• _Required action_
Within the data below, tally the lines that contain "question" and state only the total.

--

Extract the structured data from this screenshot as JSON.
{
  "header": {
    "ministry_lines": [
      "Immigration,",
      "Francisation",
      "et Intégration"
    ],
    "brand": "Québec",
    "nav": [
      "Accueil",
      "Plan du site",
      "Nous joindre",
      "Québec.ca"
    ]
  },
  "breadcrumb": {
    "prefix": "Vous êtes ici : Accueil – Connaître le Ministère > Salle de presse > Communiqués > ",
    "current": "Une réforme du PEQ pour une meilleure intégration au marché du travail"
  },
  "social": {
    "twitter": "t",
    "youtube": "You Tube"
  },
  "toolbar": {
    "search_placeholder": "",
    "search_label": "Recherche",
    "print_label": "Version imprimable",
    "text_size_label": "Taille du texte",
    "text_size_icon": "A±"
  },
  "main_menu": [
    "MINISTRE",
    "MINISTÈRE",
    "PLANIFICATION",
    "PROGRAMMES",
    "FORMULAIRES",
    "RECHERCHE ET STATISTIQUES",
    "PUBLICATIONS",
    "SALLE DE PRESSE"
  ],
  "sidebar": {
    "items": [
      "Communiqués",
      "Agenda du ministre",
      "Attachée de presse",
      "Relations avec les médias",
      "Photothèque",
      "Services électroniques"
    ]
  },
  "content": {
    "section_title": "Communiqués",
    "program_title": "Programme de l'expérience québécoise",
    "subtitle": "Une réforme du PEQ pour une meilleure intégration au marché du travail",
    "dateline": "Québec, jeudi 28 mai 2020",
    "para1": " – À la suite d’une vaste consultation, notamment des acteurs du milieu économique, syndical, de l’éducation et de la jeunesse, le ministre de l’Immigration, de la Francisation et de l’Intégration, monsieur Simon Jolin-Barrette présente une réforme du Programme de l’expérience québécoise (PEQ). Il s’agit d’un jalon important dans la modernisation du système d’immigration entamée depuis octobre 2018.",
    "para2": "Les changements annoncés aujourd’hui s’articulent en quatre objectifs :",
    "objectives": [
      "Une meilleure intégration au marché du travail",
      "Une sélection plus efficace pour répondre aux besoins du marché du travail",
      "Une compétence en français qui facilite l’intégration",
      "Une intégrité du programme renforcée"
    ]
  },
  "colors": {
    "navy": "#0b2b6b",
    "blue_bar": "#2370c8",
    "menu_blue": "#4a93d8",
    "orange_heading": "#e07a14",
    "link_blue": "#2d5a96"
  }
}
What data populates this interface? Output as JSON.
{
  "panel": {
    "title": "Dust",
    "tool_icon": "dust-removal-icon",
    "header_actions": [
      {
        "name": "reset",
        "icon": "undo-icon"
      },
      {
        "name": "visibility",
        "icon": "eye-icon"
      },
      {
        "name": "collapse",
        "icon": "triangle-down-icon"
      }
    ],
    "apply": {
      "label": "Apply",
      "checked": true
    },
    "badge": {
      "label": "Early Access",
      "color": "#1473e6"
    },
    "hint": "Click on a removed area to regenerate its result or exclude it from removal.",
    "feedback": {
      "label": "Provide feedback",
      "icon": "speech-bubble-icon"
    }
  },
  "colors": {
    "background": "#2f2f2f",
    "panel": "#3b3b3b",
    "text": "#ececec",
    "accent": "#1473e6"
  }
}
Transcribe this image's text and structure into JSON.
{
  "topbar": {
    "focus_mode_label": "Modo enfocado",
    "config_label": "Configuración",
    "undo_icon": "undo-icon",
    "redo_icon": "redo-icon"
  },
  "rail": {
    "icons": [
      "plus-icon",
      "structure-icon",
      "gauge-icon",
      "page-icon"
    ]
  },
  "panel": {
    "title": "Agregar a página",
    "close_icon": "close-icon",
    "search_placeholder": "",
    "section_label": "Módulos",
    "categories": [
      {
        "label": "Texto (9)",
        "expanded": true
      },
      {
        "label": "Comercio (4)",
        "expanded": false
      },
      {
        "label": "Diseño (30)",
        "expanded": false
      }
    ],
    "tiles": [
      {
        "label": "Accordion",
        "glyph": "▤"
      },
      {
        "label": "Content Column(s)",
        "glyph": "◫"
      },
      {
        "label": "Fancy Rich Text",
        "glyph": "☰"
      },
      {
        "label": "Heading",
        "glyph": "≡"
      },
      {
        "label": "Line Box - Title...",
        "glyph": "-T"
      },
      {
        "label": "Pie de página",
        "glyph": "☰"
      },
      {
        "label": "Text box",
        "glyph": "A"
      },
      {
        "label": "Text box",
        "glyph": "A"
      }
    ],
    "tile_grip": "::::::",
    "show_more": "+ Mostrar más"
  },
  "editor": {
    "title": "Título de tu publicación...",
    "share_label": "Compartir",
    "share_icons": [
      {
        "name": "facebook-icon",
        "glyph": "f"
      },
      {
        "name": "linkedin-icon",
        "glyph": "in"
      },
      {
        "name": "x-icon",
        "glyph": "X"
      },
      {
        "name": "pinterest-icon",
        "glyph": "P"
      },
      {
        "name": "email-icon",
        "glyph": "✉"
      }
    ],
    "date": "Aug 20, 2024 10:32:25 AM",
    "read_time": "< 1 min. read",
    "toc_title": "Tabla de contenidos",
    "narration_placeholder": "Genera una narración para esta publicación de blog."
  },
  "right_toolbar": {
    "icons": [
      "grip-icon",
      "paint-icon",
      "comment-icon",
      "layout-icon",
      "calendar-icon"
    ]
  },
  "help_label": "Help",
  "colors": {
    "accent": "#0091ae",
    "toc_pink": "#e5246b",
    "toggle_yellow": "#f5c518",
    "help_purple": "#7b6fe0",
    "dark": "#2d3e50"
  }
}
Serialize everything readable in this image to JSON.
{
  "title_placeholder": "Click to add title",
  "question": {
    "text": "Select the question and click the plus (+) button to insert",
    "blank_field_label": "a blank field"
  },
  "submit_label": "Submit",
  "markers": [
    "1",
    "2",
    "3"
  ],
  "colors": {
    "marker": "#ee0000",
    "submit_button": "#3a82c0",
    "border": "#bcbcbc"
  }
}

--

• _Answer to this exercise_
2